This is Conrad Veidt and Mary Philbin’s swan song for Universal, contracts for neither being renewed. This picture was produced as a part talker with dialog in the last reel only, but is released at the Little Carnegie (Artie) in the silent version, dialog reel apparently not standing up in opinion with Universal’s heads. ‘Last Performance’ is one of the draggiest pictures ever made with the photography of the poorest. Apparently, Paul Fejos was up against handicaps at the start, and with a story that is more foreign than domestic in brand, he sought to give it the German touch. Photography of the subdued type as in ‘Sunrise’ and ‘Street Angel’ (both Fox) was one of the results, another the deliberate manner in which the picture moves. ‘Last Performance’ opens in Europe and ends in America, but all of it in every way looks like Europe and its picture product.
Photoplay, January 1930
Brief Reviews of Current Films

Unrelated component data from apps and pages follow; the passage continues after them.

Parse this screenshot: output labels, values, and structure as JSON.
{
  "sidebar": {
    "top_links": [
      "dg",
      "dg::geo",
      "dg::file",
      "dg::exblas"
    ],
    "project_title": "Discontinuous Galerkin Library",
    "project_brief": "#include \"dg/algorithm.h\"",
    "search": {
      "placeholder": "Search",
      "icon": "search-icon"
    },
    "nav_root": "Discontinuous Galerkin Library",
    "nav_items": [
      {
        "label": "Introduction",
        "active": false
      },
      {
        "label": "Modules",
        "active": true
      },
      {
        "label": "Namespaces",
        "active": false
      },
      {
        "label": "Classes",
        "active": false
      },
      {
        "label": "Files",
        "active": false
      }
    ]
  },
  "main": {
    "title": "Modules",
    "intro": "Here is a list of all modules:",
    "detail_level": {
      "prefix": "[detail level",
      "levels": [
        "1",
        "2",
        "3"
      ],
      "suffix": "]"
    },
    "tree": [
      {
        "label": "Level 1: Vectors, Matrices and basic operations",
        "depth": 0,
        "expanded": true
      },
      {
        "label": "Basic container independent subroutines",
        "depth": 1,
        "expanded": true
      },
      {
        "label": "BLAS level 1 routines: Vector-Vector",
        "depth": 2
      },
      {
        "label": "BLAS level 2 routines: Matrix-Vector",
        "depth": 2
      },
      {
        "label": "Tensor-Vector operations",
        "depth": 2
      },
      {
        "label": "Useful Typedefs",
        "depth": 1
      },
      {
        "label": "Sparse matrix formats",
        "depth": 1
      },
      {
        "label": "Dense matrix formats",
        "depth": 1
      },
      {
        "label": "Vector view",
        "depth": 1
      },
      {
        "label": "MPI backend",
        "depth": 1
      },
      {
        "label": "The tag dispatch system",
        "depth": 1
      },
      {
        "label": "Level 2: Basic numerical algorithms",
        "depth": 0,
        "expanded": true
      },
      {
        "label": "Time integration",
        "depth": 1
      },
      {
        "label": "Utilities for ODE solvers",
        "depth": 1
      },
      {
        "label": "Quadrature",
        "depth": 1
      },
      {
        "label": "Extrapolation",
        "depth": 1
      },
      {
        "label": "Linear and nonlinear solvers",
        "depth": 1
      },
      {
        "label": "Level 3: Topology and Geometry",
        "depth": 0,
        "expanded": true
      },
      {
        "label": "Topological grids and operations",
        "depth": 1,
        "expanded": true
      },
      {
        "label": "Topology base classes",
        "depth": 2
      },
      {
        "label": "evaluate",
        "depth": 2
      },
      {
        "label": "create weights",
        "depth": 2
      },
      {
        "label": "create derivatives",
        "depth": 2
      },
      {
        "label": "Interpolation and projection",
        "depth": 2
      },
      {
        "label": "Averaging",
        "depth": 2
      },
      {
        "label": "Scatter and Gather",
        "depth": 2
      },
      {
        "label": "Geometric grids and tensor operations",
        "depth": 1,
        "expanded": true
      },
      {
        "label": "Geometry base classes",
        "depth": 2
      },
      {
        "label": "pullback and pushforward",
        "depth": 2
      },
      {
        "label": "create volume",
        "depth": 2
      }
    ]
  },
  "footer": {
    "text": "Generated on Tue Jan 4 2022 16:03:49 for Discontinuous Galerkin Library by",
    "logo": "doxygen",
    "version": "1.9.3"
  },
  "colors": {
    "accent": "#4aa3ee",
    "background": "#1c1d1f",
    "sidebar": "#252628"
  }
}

Last Performance, The – Universal – Conrad Veidt as a magician in a much over-acted and over-directed film. Part talkie. (Sept.)
Argentina / Uruguay Herald